In the entries below, find each line with the word "Exportação" and pull it out.

◆ **Records supplied**
○ ○ ○ ○ ○

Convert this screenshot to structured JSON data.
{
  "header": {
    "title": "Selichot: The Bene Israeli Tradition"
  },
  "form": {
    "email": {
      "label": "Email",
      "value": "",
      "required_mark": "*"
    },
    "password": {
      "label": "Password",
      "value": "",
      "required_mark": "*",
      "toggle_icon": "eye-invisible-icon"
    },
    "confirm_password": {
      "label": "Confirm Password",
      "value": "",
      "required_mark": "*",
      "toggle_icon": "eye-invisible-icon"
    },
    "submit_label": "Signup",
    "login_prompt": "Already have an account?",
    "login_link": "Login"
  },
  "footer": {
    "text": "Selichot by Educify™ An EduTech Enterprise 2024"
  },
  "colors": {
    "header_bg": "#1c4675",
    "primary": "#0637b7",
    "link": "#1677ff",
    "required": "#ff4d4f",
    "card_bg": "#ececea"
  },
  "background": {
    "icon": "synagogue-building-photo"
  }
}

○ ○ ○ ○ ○

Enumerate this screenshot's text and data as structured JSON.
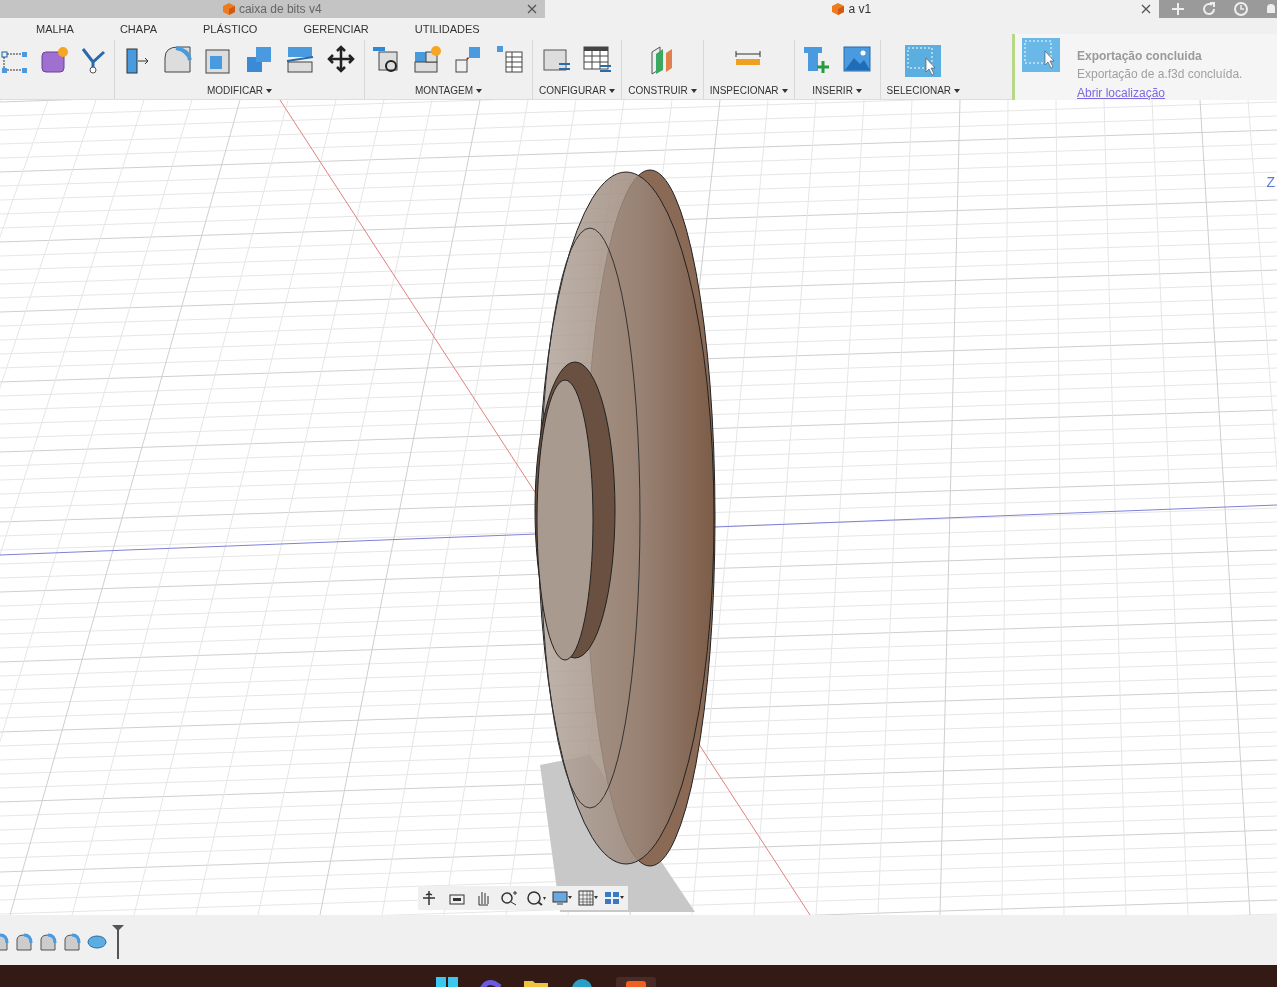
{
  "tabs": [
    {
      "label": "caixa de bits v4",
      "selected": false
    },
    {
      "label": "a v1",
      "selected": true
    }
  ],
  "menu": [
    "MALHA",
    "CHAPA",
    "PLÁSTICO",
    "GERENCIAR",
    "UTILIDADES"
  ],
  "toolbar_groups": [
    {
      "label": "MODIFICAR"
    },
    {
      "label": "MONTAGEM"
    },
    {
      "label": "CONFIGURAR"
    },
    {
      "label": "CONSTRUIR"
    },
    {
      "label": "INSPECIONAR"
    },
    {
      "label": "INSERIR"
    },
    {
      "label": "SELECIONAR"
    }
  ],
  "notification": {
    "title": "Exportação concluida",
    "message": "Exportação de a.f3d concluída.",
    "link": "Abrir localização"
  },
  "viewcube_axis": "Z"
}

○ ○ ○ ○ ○

◆ **Finished task**
    "title": "Exportação concluida",
    "message": "Exportação de a.f3d concluída.",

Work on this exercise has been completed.